• **The data**:
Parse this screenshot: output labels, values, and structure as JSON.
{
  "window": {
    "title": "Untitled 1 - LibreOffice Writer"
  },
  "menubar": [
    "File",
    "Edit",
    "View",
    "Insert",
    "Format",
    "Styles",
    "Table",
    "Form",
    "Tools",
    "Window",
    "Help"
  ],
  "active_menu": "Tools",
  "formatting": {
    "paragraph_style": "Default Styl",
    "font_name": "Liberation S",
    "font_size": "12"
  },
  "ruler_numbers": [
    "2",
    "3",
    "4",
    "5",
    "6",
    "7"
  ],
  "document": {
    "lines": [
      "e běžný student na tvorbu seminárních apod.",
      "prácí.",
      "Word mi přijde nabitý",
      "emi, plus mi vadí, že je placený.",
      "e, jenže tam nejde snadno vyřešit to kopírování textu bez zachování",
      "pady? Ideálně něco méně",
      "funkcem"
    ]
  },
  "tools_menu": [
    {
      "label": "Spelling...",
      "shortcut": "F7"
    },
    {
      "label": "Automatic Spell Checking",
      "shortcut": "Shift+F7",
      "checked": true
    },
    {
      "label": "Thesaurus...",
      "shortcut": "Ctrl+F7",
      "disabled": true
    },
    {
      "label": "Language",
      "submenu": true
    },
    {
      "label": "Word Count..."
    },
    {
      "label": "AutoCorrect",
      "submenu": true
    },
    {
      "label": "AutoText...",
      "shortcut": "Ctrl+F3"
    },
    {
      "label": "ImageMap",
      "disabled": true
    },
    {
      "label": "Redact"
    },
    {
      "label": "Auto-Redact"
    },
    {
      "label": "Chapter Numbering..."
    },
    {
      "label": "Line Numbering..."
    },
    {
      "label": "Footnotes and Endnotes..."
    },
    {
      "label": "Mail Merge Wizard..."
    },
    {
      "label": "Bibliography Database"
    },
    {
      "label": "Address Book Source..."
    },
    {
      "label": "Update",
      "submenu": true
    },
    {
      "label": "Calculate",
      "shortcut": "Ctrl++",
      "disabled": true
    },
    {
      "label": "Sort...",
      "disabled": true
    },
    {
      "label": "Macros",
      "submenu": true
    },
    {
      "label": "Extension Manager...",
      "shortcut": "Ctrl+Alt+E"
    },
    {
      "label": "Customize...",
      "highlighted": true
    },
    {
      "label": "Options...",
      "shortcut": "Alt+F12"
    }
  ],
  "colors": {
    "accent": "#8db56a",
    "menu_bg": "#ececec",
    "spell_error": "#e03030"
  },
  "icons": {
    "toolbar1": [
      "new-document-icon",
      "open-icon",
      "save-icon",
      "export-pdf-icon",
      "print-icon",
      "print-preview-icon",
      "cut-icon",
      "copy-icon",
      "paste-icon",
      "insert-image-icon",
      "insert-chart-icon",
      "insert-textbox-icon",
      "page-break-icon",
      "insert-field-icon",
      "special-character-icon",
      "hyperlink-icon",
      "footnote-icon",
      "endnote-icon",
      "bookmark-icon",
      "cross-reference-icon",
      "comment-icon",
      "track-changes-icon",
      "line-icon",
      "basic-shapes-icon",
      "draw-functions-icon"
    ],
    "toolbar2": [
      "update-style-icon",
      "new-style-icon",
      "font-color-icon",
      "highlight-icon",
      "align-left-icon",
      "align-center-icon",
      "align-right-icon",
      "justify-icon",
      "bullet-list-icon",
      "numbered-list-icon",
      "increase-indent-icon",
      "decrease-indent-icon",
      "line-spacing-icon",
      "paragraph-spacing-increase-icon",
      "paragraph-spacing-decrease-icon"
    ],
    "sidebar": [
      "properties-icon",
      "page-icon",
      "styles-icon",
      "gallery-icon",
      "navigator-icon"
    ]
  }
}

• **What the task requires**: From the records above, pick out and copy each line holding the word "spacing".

• **Written response**:
      "line-spacing-icon",
      "paragraph-spacing-increase-icon",
      "paragraph-spacing-decrease-icon"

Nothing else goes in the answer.